- _Material for this exercise_:
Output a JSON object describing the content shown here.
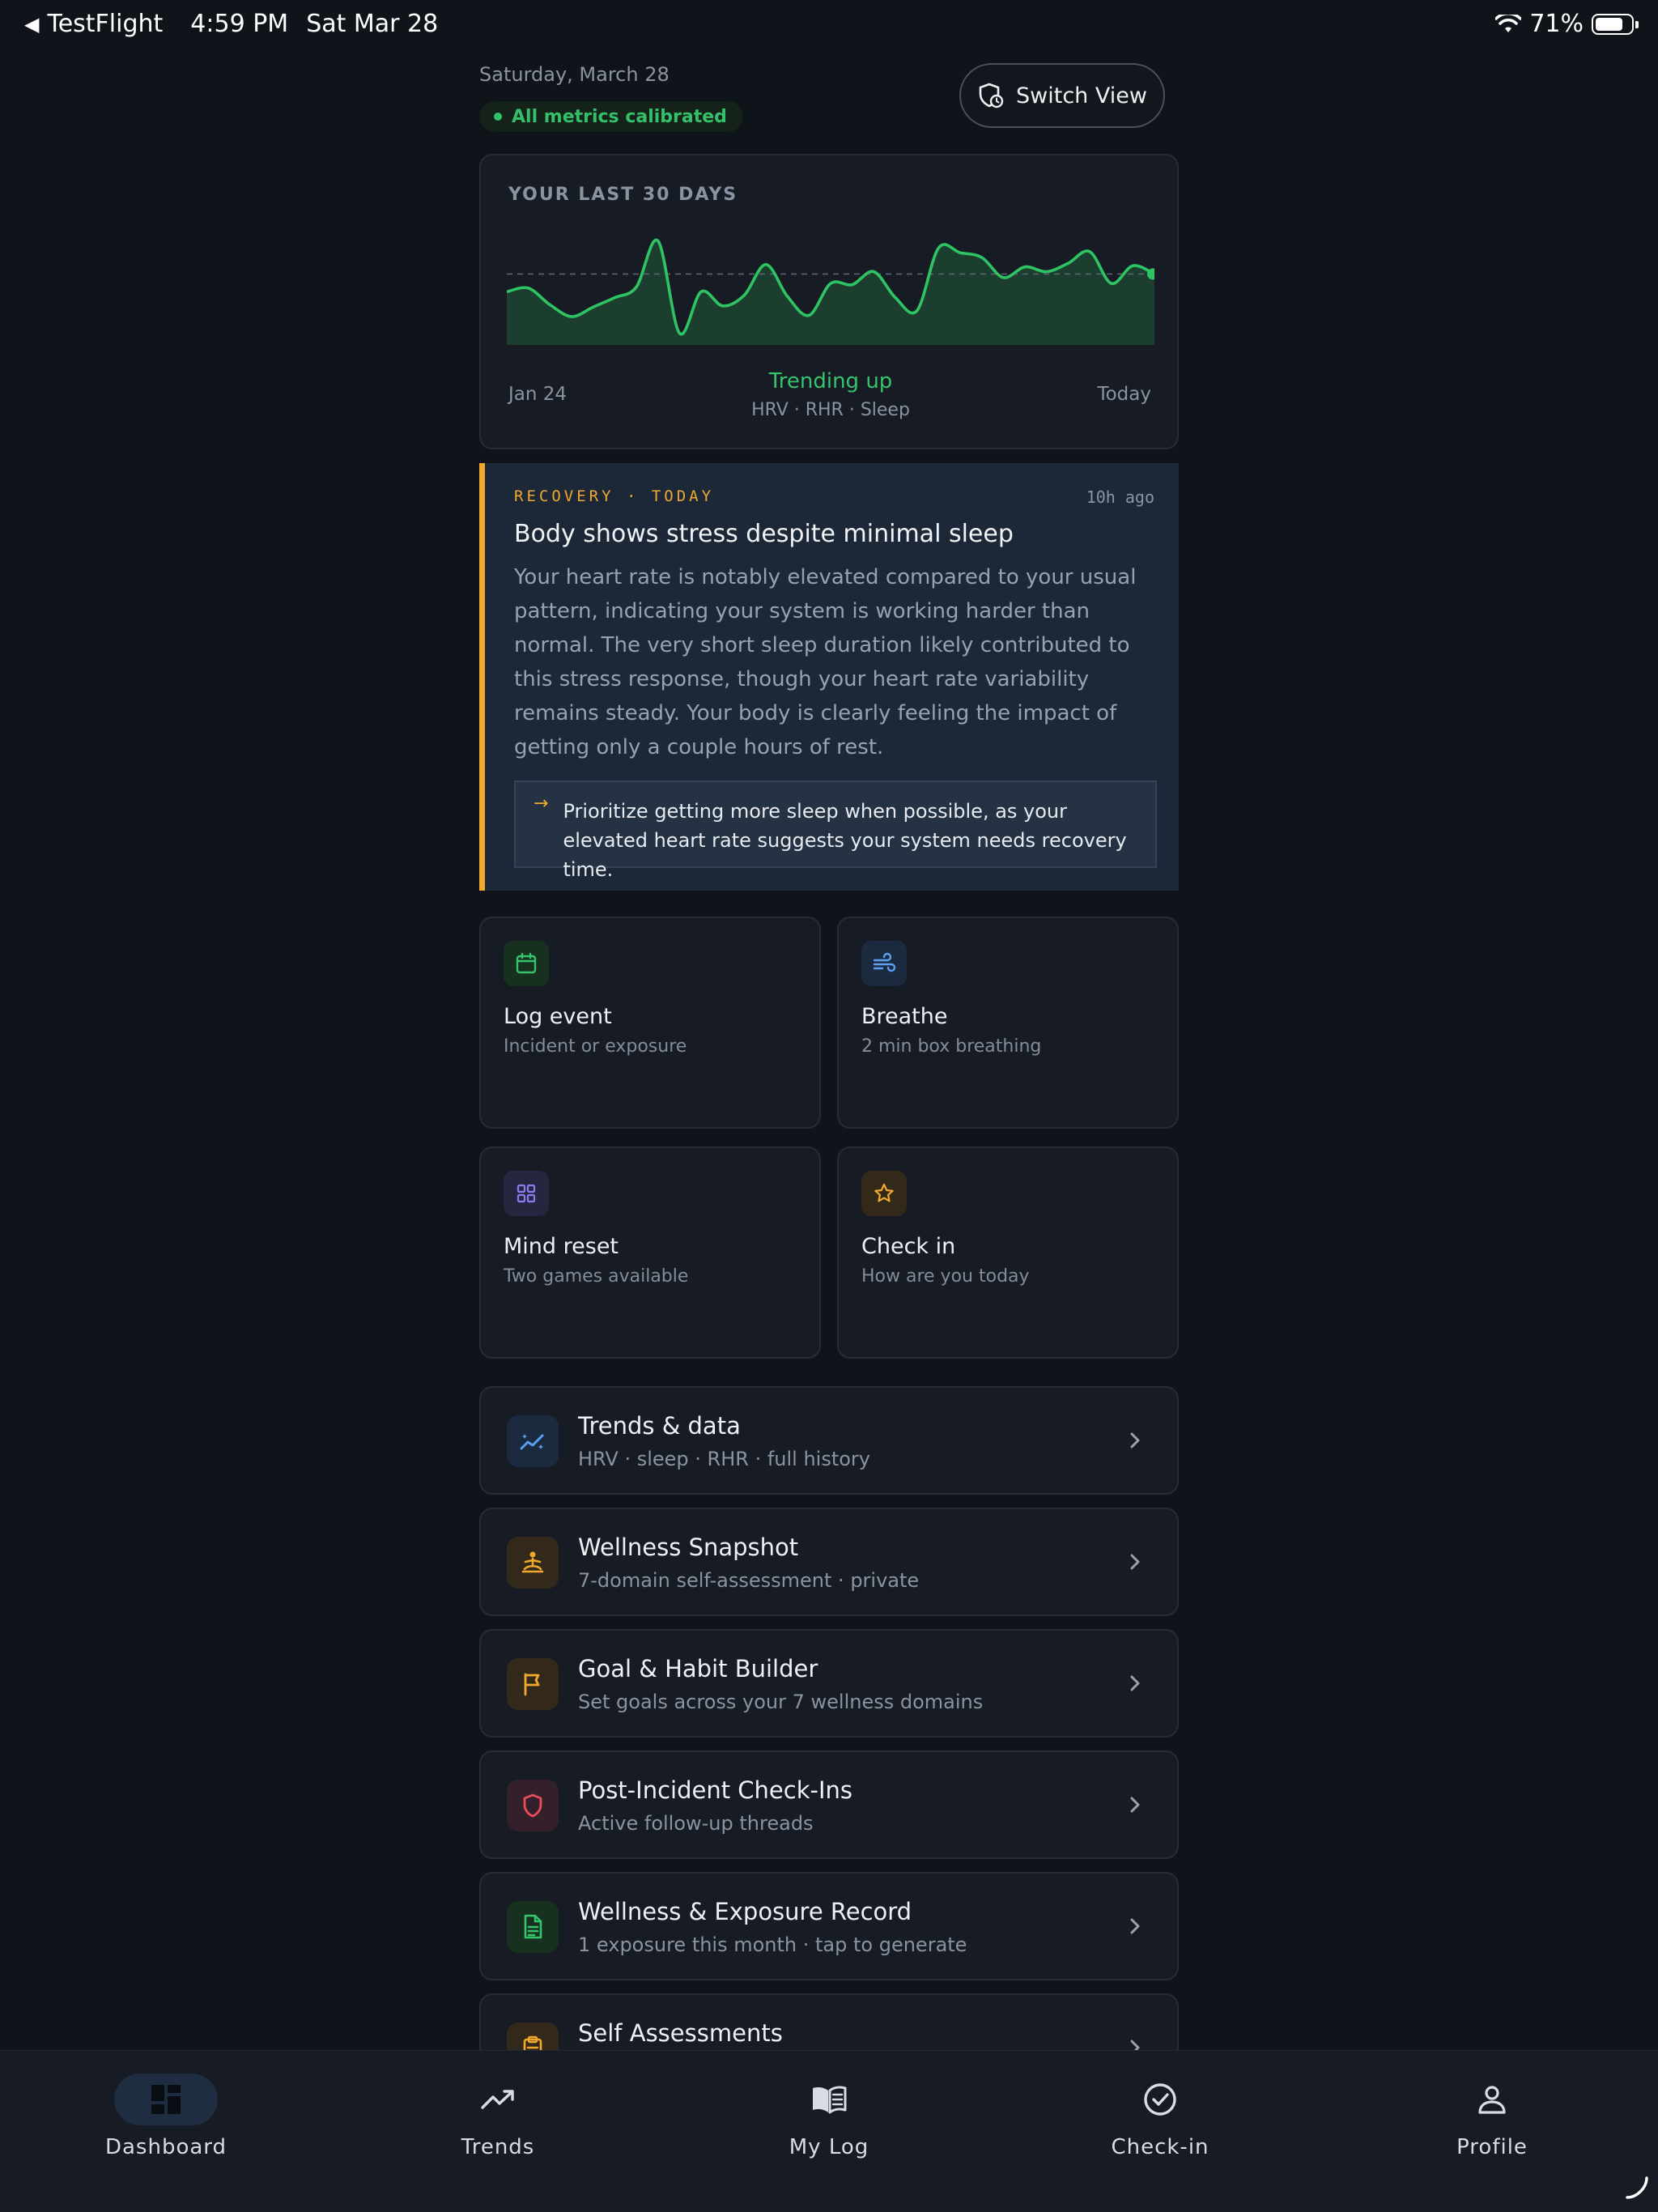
{
  "status_bar": {
    "back_app": "TestFlight",
    "time": "4:59 PM",
    "date": "Sat Mar 28",
    "battery": "71%",
    "battery_level": 0.71
  },
  "header": {
    "date": "Saturday, March 28",
    "calibration_badge": "All metrics calibrated",
    "switch_view_label": "Switch View"
  },
  "trend_card": {
    "kicker": "YOUR LAST 30 DAYS",
    "start_label": "Jan 24",
    "end_label": "Today",
    "trend_label": "Trending up",
    "metrics_label": "HRV · RHR · Sleep"
  },
  "chart_data": {
    "type": "area",
    "series": [
      {
        "values": [
          45,
          48,
          34,
          24,
          32,
          40,
          49,
          88,
          10,
          45,
          33,
          42,
          68,
          41,
          25,
          52,
          51,
          62,
          40,
          29,
          82,
          78,
          74,
          57,
          66,
          62,
          69,
          79,
          52,
          67,
          60
        ]
      }
    ],
    "reference_line": 60,
    "ylim": [
      0,
      100
    ],
    "colors": {
      "line": "#2fc463",
      "fill": "#1f4a33",
      "reference": "#5a6270"
    }
  },
  "insight": {
    "kicker": "RECOVERY · TODAY",
    "time_ago": "10h ago",
    "title": "Body shows stress despite minimal sleep",
    "body": "Your heart rate is notably elevated compared to your usual pattern, indicating your system is working harder than normal. The very short sleep duration likely contributed to this stress response, though your heart rate variability remains steady. Your body is clearly feeling the impact of getting only a couple hours of rest.",
    "action": "Prioritize getting more sleep when possible, as your elevated heart rate suggests your system needs recovery time.",
    "accent_color": "#f0a92c"
  },
  "tiles": [
    {
      "title": "Log event",
      "subtitle": "Incident or exposure",
      "icon": "calendar-icon"
    },
    {
      "title": "Breathe",
      "subtitle": "2 min box breathing",
      "icon": "wind-icon"
    },
    {
      "title": "Mind reset",
      "subtitle": "Two games available",
      "icon": "grid-icon"
    },
    {
      "title": "Check in",
      "subtitle": "How are you today",
      "icon": "star-icon"
    }
  ],
  "rows": [
    {
      "title": "Trends & data",
      "subtitle": "HRV · sleep · RHR · full history",
      "icon": "trend-sparkle-icon"
    },
    {
      "title": "Wellness Snapshot",
      "subtitle": "7-domain self-assessment · private",
      "icon": "meditation-icon"
    },
    {
      "title": "Goal & Habit Builder",
      "subtitle": "Set goals across your 7 wellness domains",
      "icon": "flag-icon"
    },
    {
      "title": "Post-Incident Check-Ins",
      "subtitle": "Active follow-up threads",
      "icon": "shield-icon"
    },
    {
      "title": "Wellness & Exposure Record",
      "subtitle": "1 exposure this month · tap to generate",
      "icon": "document-icon"
    },
    {
      "title": "Self Assessments",
      "subtitle": "",
      "icon": "clipboard-icon"
    }
  ],
  "tab_bar": [
    {
      "label": "Dashboard",
      "icon": "dashboard-icon",
      "active": true
    },
    {
      "label": "Trends",
      "icon": "trending-icon",
      "active": false
    },
    {
      "label": "My Log",
      "icon": "book-icon",
      "active": false
    },
    {
      "label": "Check-in",
      "icon": "check-circle-icon",
      "active": false
    },
    {
      "label": "Profile",
      "icon": "person-icon",
      "active": false
    }
  ]
}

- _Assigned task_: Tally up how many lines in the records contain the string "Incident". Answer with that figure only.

- _Output of the exercise_: 2